Tip – Sow seeds sparingly to make pricking out easier later

Cover the seeds lightly with compost

Cover tray with a piece of glass, sheet of newspaper or a purpose transparent lid until seeds start to germinate

Ongoing watering: water from above (using a watering can with fine rose), try to avoid getting the seedlings wet. You can also water from below by standing pots in a tray and pouring water into the tray for the soil to soak up.


Tip – Remember to write labels with variety and date planted so you don’t forget

To have a longer season of fresh produce practice ‘successional sowing’.  This is where you sow a small amount of your chosen salad or vegetable seed every few weeks.

Pricking out/ Potting on

Once seedling have produced their second set of leave (On average – 4 to 5 weeks after sowing) they should be large enough to pot on. This allows your seeds to continue growing in their very own pots and prevents diseases such as ‘damping off’.

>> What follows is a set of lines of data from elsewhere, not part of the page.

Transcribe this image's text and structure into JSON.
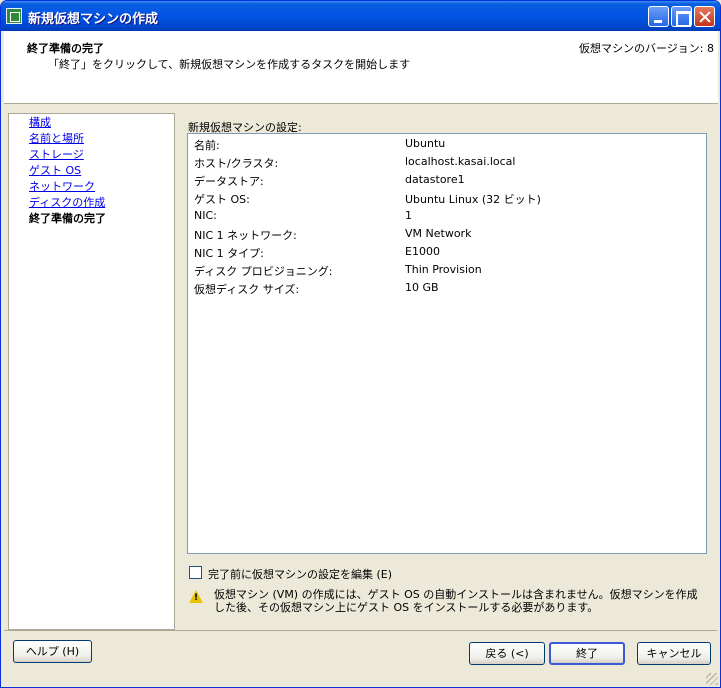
{
  "window": {
    "title": "新規仮想マシンの作成"
  },
  "header": {
    "title": "終了準備の完了",
    "subtitle": "「終了」をクリックして、新規仮想マシンを作成するタスクを開始します",
    "version": "仮想マシンのバージョン: 8"
  },
  "nav": {
    "items": [
      {
        "label": "構成",
        "state": "link"
      },
      {
        "label": "名前と場所",
        "state": "link"
      },
      {
        "label": "ストレージ",
        "state": "link"
      },
      {
        "label": "ゲスト OS",
        "state": "link"
      },
      {
        "label": "ネットワーク",
        "state": "link"
      },
      {
        "label": "ディスクの作成",
        "state": "link"
      },
      {
        "label": "終了準備の完了",
        "state": "current"
      }
    ]
  },
  "settings": {
    "label": "新規仮想マシンの設定:",
    "rows": [
      {
        "key": "名前:",
        "value": "Ubuntu"
      },
      {
        "key": "ホスト/クラスタ:",
        "value": "localhost.kasai.local"
      },
      {
        "key": "データストア:",
        "value": "datastore1"
      },
      {
        "key": "ゲスト OS:",
        "value": "Ubuntu Linux (32 ビット)"
      },
      {
        "key": "NIC:",
        "value": "1"
      },
      {
        "key": "NIC 1 ネットワーク:",
        "value": "VM Network"
      },
      {
        "key": "NIC 1 タイプ:",
        "value": "E1000"
      },
      {
        "key": "ディスク プロビジョニング:",
        "value": "Thin Provision"
      },
      {
        "key": "仮想ディスク サイズ:",
        "value": "10 GB"
      }
    ]
  },
  "edit_checkbox": {
    "label": "完了前に仮想マシンの設定を編集 (E)",
    "checked": false
  },
  "warning": {
    "text": "仮想マシン (VM) の作成には、ゲスト OS の自動インストールは含まれません。仮想マシンを作成した後、その仮想マシン上にゲスト OS をインストールする必要があります。"
  },
  "buttons": {
    "help": "ヘルプ (H)",
    "back": "戻る (<)",
    "finish": "終了",
    "cancel": "キャンセル"
  }
}
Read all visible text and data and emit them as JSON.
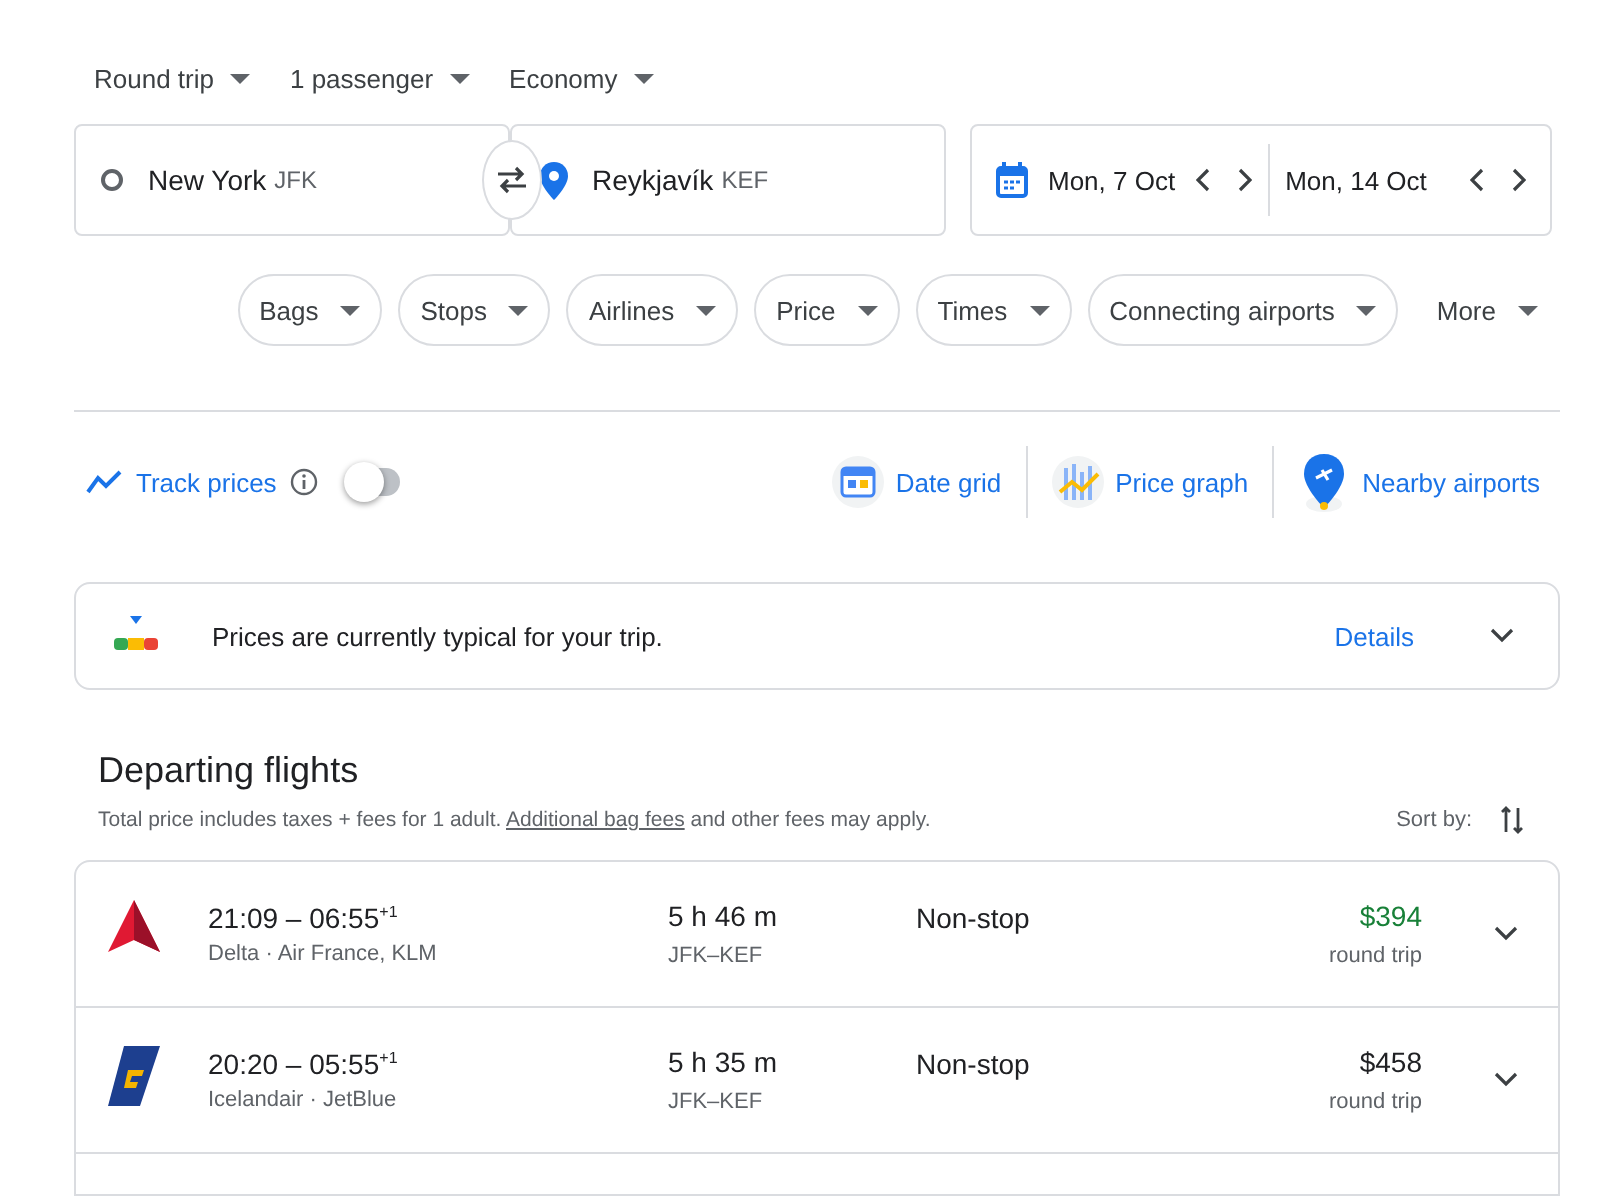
{
  "trip_options": [
    {
      "label": "Round trip"
    },
    {
      "label": "1 passenger"
    },
    {
      "label": "Economy"
    }
  ],
  "search": {
    "origin": {
      "city": "New York",
      "code": "JFK"
    },
    "destination": {
      "city": "Reykjavík",
      "code": "KEF"
    },
    "departure_date": "Mon, 7 Oct",
    "return_date": "Mon, 14 Oct"
  },
  "filters": [
    {
      "label": "Bags",
      "kind": "chip"
    },
    {
      "label": "Stops",
      "kind": "chip"
    },
    {
      "label": "Airlines",
      "kind": "chip"
    },
    {
      "label": "Price",
      "kind": "chip"
    },
    {
      "label": "Times",
      "kind": "chip"
    },
    {
      "label": "Connecting airports",
      "kind": "chip"
    },
    {
      "label": "More",
      "kind": "plain"
    }
  ],
  "track_prices": {
    "label": "Track prices",
    "on": false
  },
  "tools": [
    {
      "label": "Date grid",
      "kind": "calendar"
    },
    {
      "label": "Price graph",
      "kind": "graph"
    },
    {
      "label": "Nearby airports",
      "kind": "pin"
    }
  ],
  "price_insight": {
    "text": "Prices are currently typical for your trip.",
    "link": "Details"
  },
  "departing": {
    "title": "Departing flights",
    "note": "Total price includes taxes + fees for 1 adult.",
    "note_link": "Additional bag fees",
    "note_tail": "and other fees may apply.",
    "sort_label": "Sort by:"
  },
  "flights": [
    {
      "kind": "triangle",
      "times": "21:09 – 06:55$^{+1}$",
      "carriers": "Delta · Air France, KLM",
      "duration": "5 h 46 m",
      "route": "JFK–KEF",
      "stops": "Non-stop",
      "price": "$394",
      "price_note": "round trip",
      "cheapest": true
    },
    {
      "kind": "tail",
      "times": "20:20 – 05:55$^{+1}$",
      "carriers": "Icelandair · JetBlue",
      "duration": "5 h 35 m",
      "route": "JFK–KEF",
      "stops": "Non-stop",
      "price": "$458",
      "price_note": "round trip",
      "cheapest": false
    }
  ]
}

Let’s Pot on! –

  • Have the new pot clean and ready to transplant in to – Fill your container with quality all-purpose potting mix
  • Holding on to one of the lower leaves, work the seedlings out of their former pot.

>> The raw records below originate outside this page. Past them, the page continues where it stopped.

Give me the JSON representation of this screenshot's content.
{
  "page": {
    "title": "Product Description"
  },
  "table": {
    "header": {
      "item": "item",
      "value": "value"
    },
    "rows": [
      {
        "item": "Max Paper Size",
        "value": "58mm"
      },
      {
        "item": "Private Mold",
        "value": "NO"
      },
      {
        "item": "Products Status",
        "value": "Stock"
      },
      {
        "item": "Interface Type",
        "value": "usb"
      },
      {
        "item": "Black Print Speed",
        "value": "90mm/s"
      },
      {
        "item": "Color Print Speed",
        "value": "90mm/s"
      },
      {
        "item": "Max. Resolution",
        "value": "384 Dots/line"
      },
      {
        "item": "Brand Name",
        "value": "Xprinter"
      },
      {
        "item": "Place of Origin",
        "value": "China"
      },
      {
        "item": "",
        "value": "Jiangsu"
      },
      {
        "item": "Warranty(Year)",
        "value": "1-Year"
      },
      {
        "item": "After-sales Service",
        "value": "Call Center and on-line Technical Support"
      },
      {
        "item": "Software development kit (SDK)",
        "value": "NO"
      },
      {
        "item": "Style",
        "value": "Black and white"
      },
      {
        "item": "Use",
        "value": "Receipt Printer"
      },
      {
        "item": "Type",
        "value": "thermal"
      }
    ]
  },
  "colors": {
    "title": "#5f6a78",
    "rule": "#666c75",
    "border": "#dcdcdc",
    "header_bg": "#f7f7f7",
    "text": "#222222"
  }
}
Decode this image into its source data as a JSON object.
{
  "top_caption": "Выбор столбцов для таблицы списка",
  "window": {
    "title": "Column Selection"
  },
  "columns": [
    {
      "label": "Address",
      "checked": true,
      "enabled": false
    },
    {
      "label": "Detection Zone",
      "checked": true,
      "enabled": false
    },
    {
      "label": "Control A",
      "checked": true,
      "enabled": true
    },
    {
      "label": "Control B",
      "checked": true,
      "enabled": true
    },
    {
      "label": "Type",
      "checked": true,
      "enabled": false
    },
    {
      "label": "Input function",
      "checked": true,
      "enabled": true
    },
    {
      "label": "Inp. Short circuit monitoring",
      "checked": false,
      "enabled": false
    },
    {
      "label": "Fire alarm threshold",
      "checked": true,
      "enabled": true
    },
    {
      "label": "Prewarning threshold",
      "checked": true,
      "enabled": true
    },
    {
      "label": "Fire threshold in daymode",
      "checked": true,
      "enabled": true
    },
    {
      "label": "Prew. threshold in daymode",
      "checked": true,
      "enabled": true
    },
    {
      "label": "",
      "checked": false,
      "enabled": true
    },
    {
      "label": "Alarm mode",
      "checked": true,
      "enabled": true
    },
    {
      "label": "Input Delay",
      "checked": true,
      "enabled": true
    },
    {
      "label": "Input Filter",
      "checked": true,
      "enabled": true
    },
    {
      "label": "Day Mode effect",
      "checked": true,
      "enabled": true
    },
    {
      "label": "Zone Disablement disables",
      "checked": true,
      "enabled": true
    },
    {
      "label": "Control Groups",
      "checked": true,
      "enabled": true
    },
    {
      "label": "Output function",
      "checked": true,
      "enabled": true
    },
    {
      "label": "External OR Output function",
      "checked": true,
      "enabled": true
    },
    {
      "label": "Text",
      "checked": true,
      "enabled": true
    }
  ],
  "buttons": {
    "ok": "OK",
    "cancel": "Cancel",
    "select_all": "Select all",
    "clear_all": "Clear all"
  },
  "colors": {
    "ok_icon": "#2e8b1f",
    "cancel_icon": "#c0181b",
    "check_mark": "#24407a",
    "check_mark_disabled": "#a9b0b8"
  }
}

Tip. Never handle your seedlings by the stems as they are delicate and will bruise easily

  • Very gently tease the roots apart so as not to damage them
  • Use a dibber, pencil or even just your finger to make a hole in the new compost.
  • Carefully tuck the roots down in to the hole and gently press the soil in around it to firm the seedlings in

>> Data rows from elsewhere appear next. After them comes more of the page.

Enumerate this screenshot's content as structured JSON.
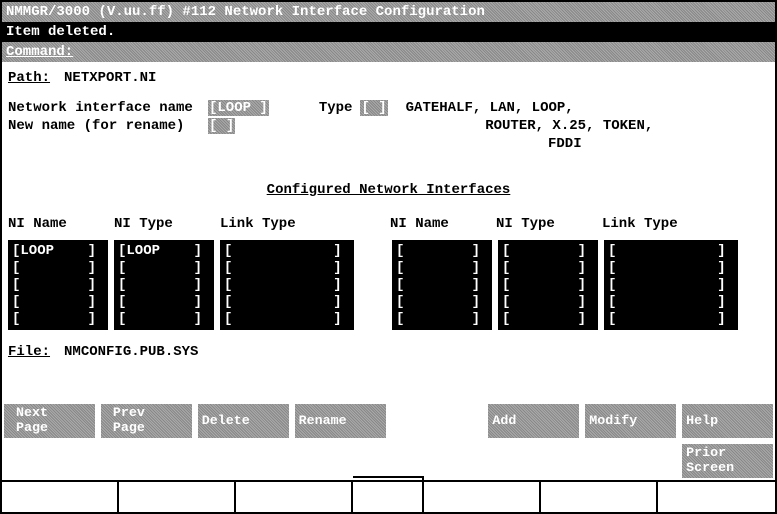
{
  "title": "NMMGR/3000 (V.uu.ff) #112  Network Interface Configuration",
  "message": "Item deleted.",
  "command_label": "Command:",
  "path": {
    "label": "Path:",
    "value": "NETXPORT.NI"
  },
  "fields": {
    "ni_name_label": "Network interface name",
    "ni_name_value": "LOOP    ",
    "new_name_label": "New name (for rename)",
    "new_name_value": "        ",
    "type_label": "Type",
    "type_value": "        ",
    "type_help1": "GATEHALF, LAN, LOOP,",
    "type_help2": "ROUTER, X.25, TOKEN,",
    "type_help3": "FDDI"
  },
  "section_title": "Configured Network Interfaces",
  "headers": {
    "c1": "NI Name",
    "c2": "NI Type",
    "c3": "Link Type",
    "c4": "NI Name",
    "c5": "NI Type",
    "c6": "Link Type"
  },
  "cols": {
    "c1": [
      "LOOP    ",
      "        ",
      "        ",
      "        ",
      "        "
    ],
    "c2": [
      "LOOP    ",
      "        ",
      "        ",
      "        ",
      "        "
    ],
    "c3": [
      "            ",
      "            ",
      "            ",
      "            ",
      "            "
    ],
    "c4": [
      "        ",
      "        ",
      "        ",
      "        ",
      "        "
    ],
    "c5": [
      "        ",
      "        ",
      "        ",
      "        ",
      "        "
    ],
    "c6": [
      "            ",
      "            ",
      "            ",
      "            ",
      "            "
    ]
  },
  "file": {
    "label": "File:",
    "value": "NMCONFIG.PUB.SYS"
  },
  "softkeys": [
    " Next\n Page",
    " Prev\n Page",
    "Delete",
    "Rename",
    "",
    "Add",
    "Modify",
    "Help",
    "Prior\nScreen"
  ]
}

Tip – Deep Transplanting will secure the seedlings in place

  • Water with a fine rose and you are finished transplanting!

Hardening off

Once your seeds are ready for the great outdoors its time to gently acclimatise them to their future environment. You generally want to stick to this process for around two to three weeks before planting outdoors as this will give them their best chance.

Remember – Seedlings in warmer conditions should be allowed longer to harden off. Those raised in heated glasshouses should be moved to cold one or cold frame if available.

Time to toughen up –

  • In their first week place your trays and pots in a sheltered position ensuring your seedlings aren’t at risk of harsh winds or direct sunlight. Do this only for a few hours during daylight hours. Don’t leave them out all day/ night.


Tip – Cover with fleece in their first few weeks to prevent temperature shocks.

  • In your second week gradually increase the amount of time spent outside and remove the fleece during the day
  • In their third week, leave plants completely uncovered during the day – only covering again in fleece at night when there’s risk of springtime night frosts


Tip – Tender plants should not be planted outdoors before the date of the last frosts.

Vegetables to plant –


Sow indoors, or outdoors if the weather is warm.


Start off in a propagator on a sunny windowsill.


Start chitting potatoes on sunny windowsills.


Good to sow early as it increases the chance of time they have to fruit.


Start off in a propagator on a sunny windowsill.

Broad Beans

You can sow broad beans directly outside if the weather is mild, or if soil has been warmed with cloches.

Flowers to plant –


Start them off inside on a sunny windowsill.

Hardy Geraniums

Fantastic flowers that provide food for pollinators.

Sweet Peas

Sow in a propagator and keep on a sunny windowsill to germinate.


Sow in a propagator to start off.


Sow indoors to start off on a sunny windowsill.


Sow and start off inside under cover.

Want to find out more or have questions then please do come and talk to our experts